Speaking yesterday to a World Economic Forum (WEF) Ministerial meeting on sustainable aviation fuels, ICAO Secretary General Dr. Fang Liu underscored that as a worldwide connector of peoples and businesses, and one heavily relied upon to promote economic growth at scales which permit meaningful sustainability investments by global societies, the international civil aviation sector has a key role to play in the world’s post-pandemic green transition.
The government officials participating included the meeting’s Chair, UK Aviation Minister Mr. Robert Courts, the Principal Secretary for Kenya’s State Department of Transport, Mr. Solomon Kitungu, and His Excellency Engineer Suhail Mohammed Al Mazrouie, Minister of Energy and Infrastructure, United Arab Emirates.
“ICAO is leading the way today in helping countries explore and assess the best possible options to achieve aviation decarbonization rapidly and sustainably,” Dr. Liu noted to the session participants, “and they are presently considering a new long-term sectoral emissions goal and are focused on three main innovation areas: technology, operation, and fuels.”
She underlined to the Ministers that Sustainable Aviation Fuels (SAFs) are seen as one of the most promising and effective tools to achieve current decarbonization objectives, including biofuels, fuels generated from waste products, and even fuels derived from atmospheric CO2.
Also emphasized was that as the move to SAFs must be a global transition, taking place in both developed and developing countries, effective knowledge sharing and capacity building will be just as essential to successful outcomes in some cases as the most advanced technological breakthroughs.
Since SAF capacities at levels now currently needed for international air transport will require major investments globally, ICAO has created a global coalition for sustainable aviation which also unites leading SAF pioneers.
“We look forward to bringing new voices and new innovators under our tent so that they can be showcased globally and factored into all related considerations,” she told the meeting, “and so that a patchwork of regional SAF measures doesn’t lead to duplicated efforts, higher costs, or commercial barriers.”
ICAO has highlighted the importance of establishing a broad and level playing field between aviation and other transportation sectors on sustainable fuels incentives, especially when considering that hundreds of SAF plants will be required globally, costing hundreds of millions of dollars each, and that energy shifts on this scale require major investments and radical cooperation.
The ICAO Carbon Offsetting and Reduction Scheme for International Aviation, or CORSIA, currently allows airlines to claim the CO2 benefits of Sustainable Aviation fuels when specific sustainability criteria are met, and this represents the very first global policy and agreement for incentivizing the use of sustainable fuels.

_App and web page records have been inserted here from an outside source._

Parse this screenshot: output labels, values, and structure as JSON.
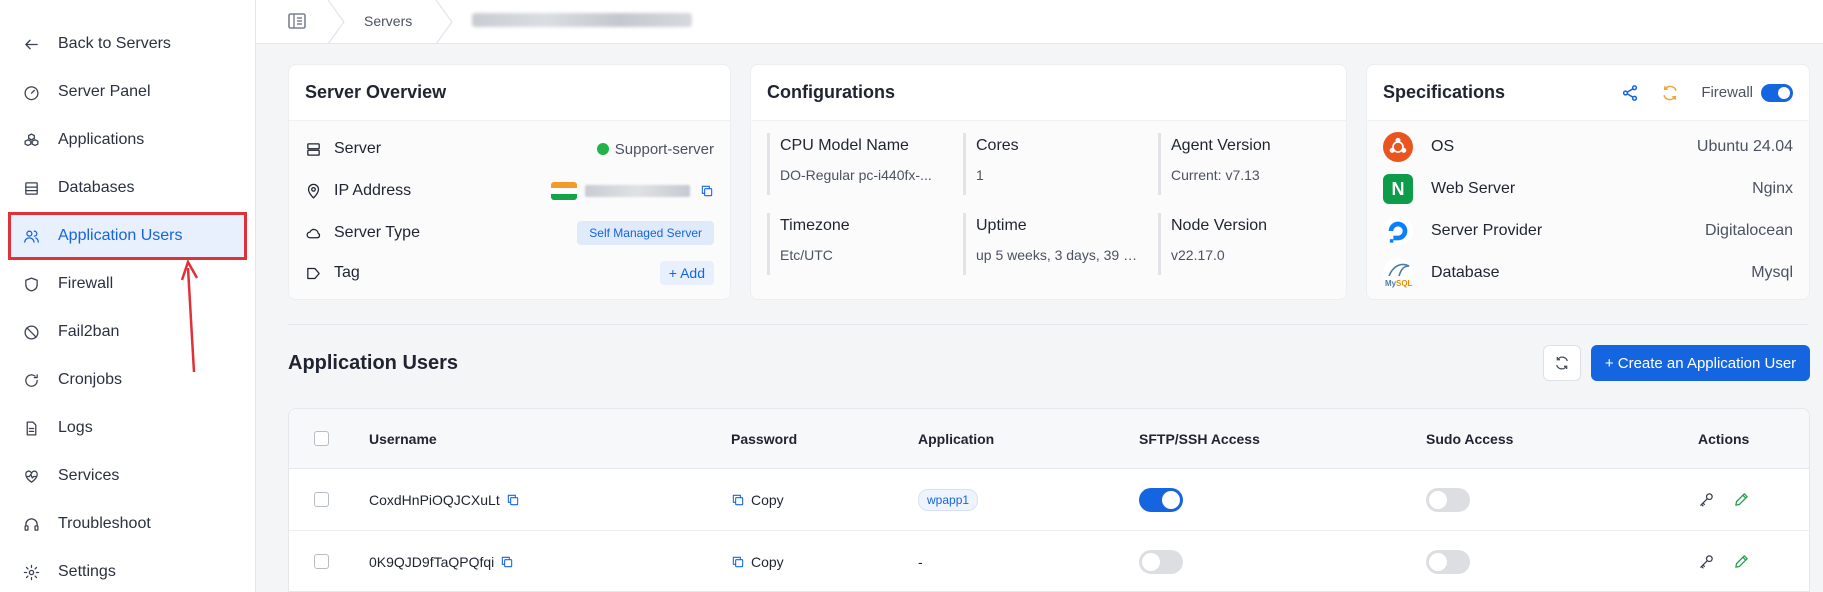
{
  "sidebar": {
    "items": [
      {
        "label": "Back to Servers",
        "icon": "arrow-left-icon"
      },
      {
        "label": "Server Panel",
        "icon": "gauge-icon"
      },
      {
        "label": "Applications",
        "icon": "cubes-icon"
      },
      {
        "label": "Databases",
        "icon": "database-icon"
      },
      {
        "label": "Application Users",
        "icon": "users-icon",
        "active": true
      },
      {
        "label": "Firewall",
        "icon": "shield-icon"
      },
      {
        "label": "Fail2ban",
        "icon": "ban-icon"
      },
      {
        "label": "Cronjobs",
        "icon": "cron-icon"
      },
      {
        "label": "Logs",
        "icon": "file-icon"
      },
      {
        "label": "Services",
        "icon": "heartbeat-icon"
      },
      {
        "label": "Troubleshoot",
        "icon": "headset-icon"
      },
      {
        "label": "Settings",
        "icon": "gear-icon"
      }
    ]
  },
  "breadcrumb": {
    "servers": "Servers"
  },
  "overview": {
    "title": "Server Overview",
    "server_label": "Server",
    "server_value": "Support-server",
    "ip_label": "IP Address",
    "type_label": "Server Type",
    "type_value": "Self Managed Server",
    "tag_label": "Tag",
    "tag_button": "+ Add"
  },
  "configurations": {
    "title": "Configurations",
    "items": [
      {
        "key": "CPU Model Name",
        "value": "DO-Regular pc-i440fx-..."
      },
      {
        "key": "Cores",
        "value": "1"
      },
      {
        "key": "Agent Version",
        "value": "Current: v7.13"
      },
      {
        "key": "Timezone",
        "value": "Etc/UTC"
      },
      {
        "key": "Uptime",
        "value": "up 5 weeks, 3 days, 39 m..."
      },
      {
        "key": "Node Version",
        "value": "v22.17.0"
      }
    ]
  },
  "specifications": {
    "title": "Specifications",
    "firewall_label": "Firewall",
    "firewall_on": true,
    "items": [
      {
        "key": "OS",
        "value": "Ubuntu 24.04",
        "icon": "ubuntu-icon"
      },
      {
        "key": "Web Server",
        "value": "Nginx",
        "icon": "nginx-icon"
      },
      {
        "key": "Server Provider",
        "value": "Digitalocean",
        "icon": "digitalocean-icon"
      },
      {
        "key": "Database",
        "value": "Mysql",
        "icon": "mysql-icon"
      }
    ]
  },
  "users_section": {
    "title": "Application Users",
    "create_button": "+ Create an Application User",
    "columns": [
      "Username",
      "Password",
      "Application",
      "SFTP/SSH Access",
      "Sudo Access",
      "Actions"
    ],
    "rows": [
      {
        "username": "CoxdHnPiOQJCXuLt",
        "password": "Copy",
        "application": "wpapp1",
        "sftp": true,
        "sudo": false
      },
      {
        "username": "0K9QJD9fTaQPQfqi",
        "password": "Copy",
        "application": "-",
        "sftp": false,
        "sudo": false
      }
    ]
  },
  "colors": {
    "accent": "#1565e0",
    "highlight": "#e0313a",
    "online": "#22b24c"
  }
}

“But much more is needed if the greening of the air transport sector is to proceed in a manner which doesn’t disconnect our world, its peoples, and its economies,” the ICAO Secretary General stated.

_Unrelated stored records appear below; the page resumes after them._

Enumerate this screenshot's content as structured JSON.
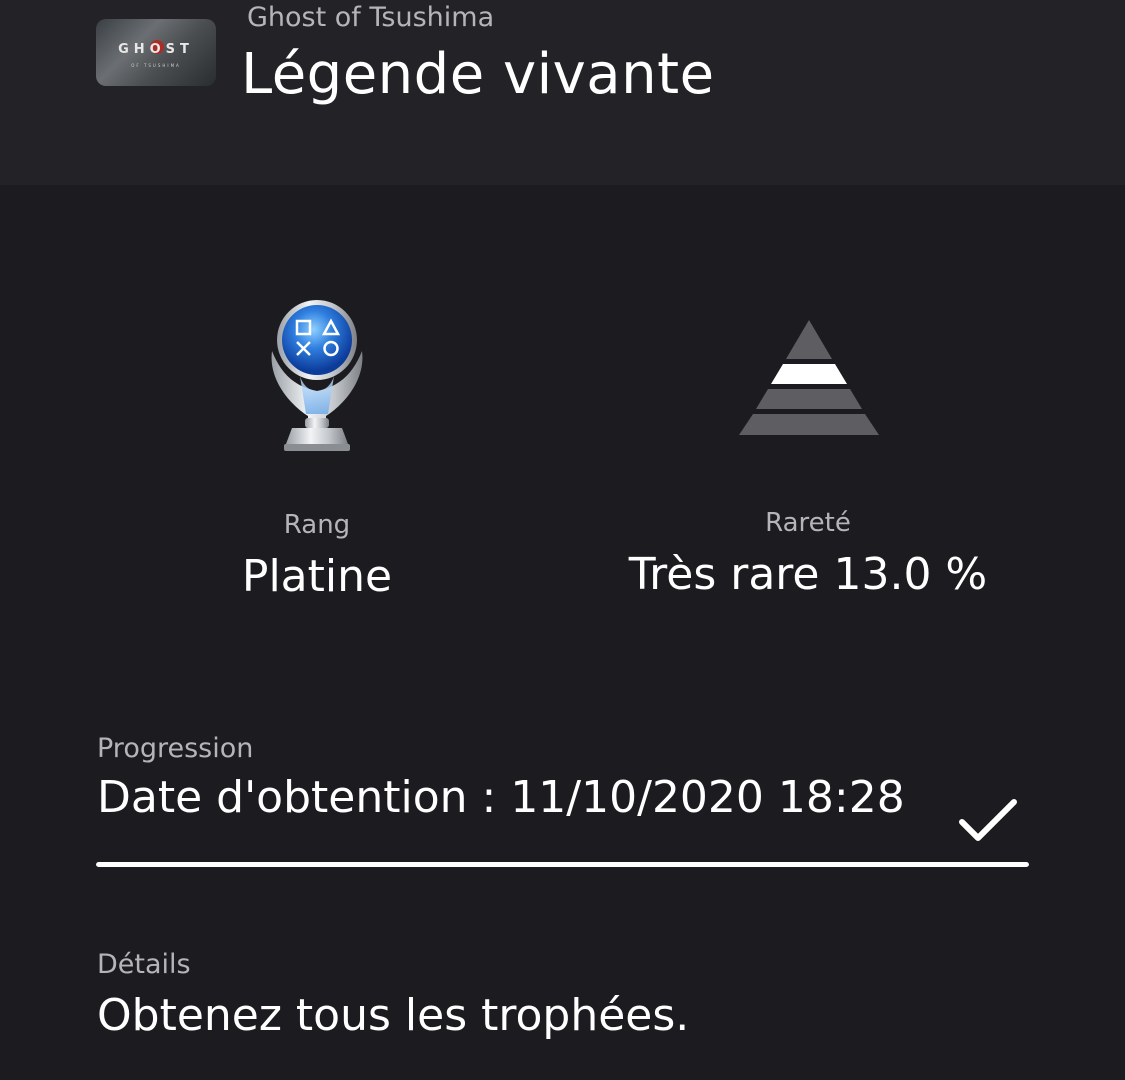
{
  "header": {
    "game_name": "Ghost of Tsushima",
    "trophy_title": "Légende vivante",
    "game_thumbnail": {
      "logo_text": "GHOST",
      "logo_subtext": "OF TSUSHIMA"
    }
  },
  "stats": {
    "rank_label": "Rang",
    "rank_value": "Platine",
    "rarity_label": "Rareté",
    "rarity_value": "Très rare 13.0 %"
  },
  "progress": {
    "label": "Progression",
    "value": "Date d'obtention : 11/10/2020  18:28",
    "percent": 100
  },
  "details": {
    "label": "Détails",
    "value": "Obtenez tous les trophées."
  },
  "icons": {
    "trophy": "platinum-trophy-icon",
    "rarity": "rarity-pyramid-icon",
    "check": "checkmark-icon"
  },
  "colors": {
    "background": "#1c1c20",
    "header_background": "#232327",
    "secondary_text": "#b5b5b9",
    "primary_text": "#ffffff",
    "rarity_highlight": "#ffffff",
    "rarity_inactive": "#5e5e62"
  }
}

Dr. Liu concluded by reiterating that SAFs are just one part of a comprehensive set of measures countries have agreed to pursue through ICAO to address sectoral emissions and environmental sustainability, and that great progress is also being made today in terms of promoting advanced innovations in aircraft and propulsion technologies, finding new operational efficiencies in the air and on the ground, and in forging key commitments such as the global agreement to offset international flight emissions via CORSIA.